- Politics by other means: “From Statehouse to courtroom: Many Illinois issues being decided by judges” [Kurt Erickson, Bloomington Pantagraph]
- Florida attorney John Morgan, of personal injury fame, became an inauguration bigwig the old-fashioned way [Orlando Sentinel, earlier here, here, here, here, etc., etc.]
- Granholm at front of “not so bad when our guy Obama does it” parade [Damon Root]
You mean there might be than one legitimate point of view on vote-integrity legislation? Hans von Spakovsky spots some ideological assumptions going unquestioned at the Association of American Law Schools, and mentions the larger pattern as sketched out in Schools for Misrule [National Review]

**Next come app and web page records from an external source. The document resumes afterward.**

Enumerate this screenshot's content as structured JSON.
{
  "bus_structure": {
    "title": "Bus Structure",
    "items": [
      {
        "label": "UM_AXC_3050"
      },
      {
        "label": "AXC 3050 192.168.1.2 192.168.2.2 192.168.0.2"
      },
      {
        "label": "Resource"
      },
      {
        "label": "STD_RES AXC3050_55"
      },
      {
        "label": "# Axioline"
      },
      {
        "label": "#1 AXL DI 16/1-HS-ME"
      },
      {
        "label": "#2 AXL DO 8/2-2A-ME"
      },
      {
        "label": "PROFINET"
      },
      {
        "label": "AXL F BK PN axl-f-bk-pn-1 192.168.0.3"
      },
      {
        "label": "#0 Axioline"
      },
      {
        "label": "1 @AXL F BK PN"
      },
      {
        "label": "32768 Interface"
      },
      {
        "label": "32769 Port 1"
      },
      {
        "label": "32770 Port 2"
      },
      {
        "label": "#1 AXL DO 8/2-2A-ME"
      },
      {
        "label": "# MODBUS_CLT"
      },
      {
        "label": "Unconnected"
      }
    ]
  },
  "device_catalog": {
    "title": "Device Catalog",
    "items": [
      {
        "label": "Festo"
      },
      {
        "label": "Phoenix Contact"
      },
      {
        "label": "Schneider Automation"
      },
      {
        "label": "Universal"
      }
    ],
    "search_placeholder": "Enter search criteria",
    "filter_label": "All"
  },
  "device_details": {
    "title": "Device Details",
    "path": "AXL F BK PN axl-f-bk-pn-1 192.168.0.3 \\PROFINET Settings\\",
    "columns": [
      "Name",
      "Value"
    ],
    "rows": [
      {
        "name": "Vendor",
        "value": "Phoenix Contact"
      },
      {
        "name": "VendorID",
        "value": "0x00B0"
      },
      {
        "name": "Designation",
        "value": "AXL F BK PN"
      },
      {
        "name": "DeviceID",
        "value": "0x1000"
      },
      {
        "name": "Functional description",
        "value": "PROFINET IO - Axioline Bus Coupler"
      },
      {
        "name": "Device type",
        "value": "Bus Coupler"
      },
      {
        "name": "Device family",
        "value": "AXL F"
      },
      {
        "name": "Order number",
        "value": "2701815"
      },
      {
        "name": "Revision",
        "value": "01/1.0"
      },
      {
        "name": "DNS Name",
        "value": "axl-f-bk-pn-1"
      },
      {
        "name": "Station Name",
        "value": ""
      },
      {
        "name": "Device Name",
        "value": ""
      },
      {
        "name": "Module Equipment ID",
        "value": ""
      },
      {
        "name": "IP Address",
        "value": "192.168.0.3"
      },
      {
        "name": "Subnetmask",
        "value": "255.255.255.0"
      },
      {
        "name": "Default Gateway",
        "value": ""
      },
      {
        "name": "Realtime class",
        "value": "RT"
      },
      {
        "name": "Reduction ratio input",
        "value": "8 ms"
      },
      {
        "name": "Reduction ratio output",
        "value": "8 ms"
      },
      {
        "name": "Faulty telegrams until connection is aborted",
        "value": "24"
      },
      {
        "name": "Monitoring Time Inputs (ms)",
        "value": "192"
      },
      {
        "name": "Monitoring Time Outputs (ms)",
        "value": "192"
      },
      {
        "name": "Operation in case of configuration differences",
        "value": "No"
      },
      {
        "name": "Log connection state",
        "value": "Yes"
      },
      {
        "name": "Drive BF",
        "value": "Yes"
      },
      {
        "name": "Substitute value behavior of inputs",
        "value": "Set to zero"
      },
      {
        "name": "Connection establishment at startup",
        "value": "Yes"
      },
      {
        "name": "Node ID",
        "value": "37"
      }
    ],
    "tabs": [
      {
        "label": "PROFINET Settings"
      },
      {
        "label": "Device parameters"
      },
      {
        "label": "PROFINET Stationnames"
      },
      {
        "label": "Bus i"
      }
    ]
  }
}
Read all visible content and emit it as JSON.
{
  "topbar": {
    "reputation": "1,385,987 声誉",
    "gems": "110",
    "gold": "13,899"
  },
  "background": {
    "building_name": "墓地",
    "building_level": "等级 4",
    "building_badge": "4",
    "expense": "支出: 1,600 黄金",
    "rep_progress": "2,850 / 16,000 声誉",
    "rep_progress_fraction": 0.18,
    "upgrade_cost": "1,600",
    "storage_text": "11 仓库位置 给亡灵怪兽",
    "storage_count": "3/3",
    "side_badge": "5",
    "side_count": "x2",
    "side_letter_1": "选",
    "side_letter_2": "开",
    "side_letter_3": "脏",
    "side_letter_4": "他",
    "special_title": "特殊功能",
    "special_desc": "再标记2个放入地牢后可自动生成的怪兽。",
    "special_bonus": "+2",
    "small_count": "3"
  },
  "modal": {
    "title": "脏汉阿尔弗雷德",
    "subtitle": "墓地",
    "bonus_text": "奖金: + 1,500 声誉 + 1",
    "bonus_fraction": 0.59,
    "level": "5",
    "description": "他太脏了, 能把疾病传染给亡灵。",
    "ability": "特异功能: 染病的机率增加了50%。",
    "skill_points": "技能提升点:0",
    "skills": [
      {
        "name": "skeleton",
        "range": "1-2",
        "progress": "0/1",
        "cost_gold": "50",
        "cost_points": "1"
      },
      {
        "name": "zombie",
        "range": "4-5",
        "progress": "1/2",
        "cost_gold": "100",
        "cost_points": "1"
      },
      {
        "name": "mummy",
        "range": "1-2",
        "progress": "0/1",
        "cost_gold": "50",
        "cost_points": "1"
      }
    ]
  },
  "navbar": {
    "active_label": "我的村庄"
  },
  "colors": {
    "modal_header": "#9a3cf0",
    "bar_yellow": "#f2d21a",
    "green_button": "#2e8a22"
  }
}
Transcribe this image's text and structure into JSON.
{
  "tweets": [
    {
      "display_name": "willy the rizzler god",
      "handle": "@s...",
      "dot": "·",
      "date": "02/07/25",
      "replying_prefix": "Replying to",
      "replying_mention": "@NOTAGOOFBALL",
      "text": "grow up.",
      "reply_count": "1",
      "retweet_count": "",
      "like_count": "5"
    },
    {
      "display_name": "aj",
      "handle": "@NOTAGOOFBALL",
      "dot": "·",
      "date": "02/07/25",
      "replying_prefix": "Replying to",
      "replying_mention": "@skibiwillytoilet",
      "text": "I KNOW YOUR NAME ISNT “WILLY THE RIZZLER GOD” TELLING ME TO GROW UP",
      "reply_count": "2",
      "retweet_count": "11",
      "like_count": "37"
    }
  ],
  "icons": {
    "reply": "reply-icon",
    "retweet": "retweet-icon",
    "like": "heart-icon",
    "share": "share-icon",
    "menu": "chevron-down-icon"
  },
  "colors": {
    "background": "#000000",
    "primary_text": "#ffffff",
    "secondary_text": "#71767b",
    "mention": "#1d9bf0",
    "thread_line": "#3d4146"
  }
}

The National Association for the Advancement of Colored People (NAACP) is asking the UN high commissioner on human rights to rule various American states in violation of international law because of the states’ insistence on various restrictions on the franchise, including ID requirements for voters, denial of the vote to convicted felons, and measures that “have reduced the ease of early voting, a convenience that is disproportionately heavily used by African-Americans.” [Guardian; Caroline May, Daily Caller]
The notion that present-day Democrats regularly steal elections by engaging in concerted efforts to vote multiple times in funny mustaches is a myth, unsupported by data or fact.
As outlined at trial, the vote fraud scheme infected not only the actual voting process in November, but also the voter registration process preceding the election. Several persons, including the defendant Cusack, falsely registered to vote by claiming to reside at addresses within the precinct when they actually resided elsewhere. The actual residents at these addresses were asked to place name-tags on their doors that bore the names of the non-resident registrants. The defendants, and several others acting under their direction, also participated in a canvass of the precinct …. Although the canvass disclosed that a number of persons who were registered to vote in the precinct had died, moved away, or for some other reason had become ineligible to vote, these persons were not struck from the list of eligible voters. Finally, on election day the defendants, either personally or by acting through others, caused numerous false ballots to be cast for the straight Democratic ticket.
[T]he U.S. Attorney in Chicago at the time, Daniel Webb, estimated that at least 100,000 fraudulent votes (10 percent of all votes in the city) had been cast. Sixty-five individuals were indicted for federal election crimes, and all but two (one found incompetent to stand trial and another who died) were convicted.
Update: Some commenters complain that the 1982 example is irrelevant to Lithwick’s claim, because it is modified by “present-day.”
Present-day examples include 2007 cases in Hoboken, NJ, Noxubee, MS, and King County, WA—not to mention the unprosecuted voter fraud in Washington state in 2004, which affected the gubernatorial election. There may be many more examples, except Democrats are using lawsuits to block attempts to compare voter rolls with addresses.
Lithwick’s argument against present-day voter fraud is that there are very few prosecutions, and that therefore prevention measures are not needed. This is akin to arguing that, because very few people are ticketed for running red lights, there is no need for traffic signals. If there’s less voter fraud today, it’s in large part because of the prosecutions in the 1980s. Given Senator Obama’s appalling block on the van Spakovsky nomination to the FEC, and the liberal activism against preventing vote fraud, one worries that an Obama Justice Department will cease prosecuting voter fraud, and that there will be a return to the bad old days, in which case 1980s examples from when the DOJ first started prosecuting vote fraud are quite relevant.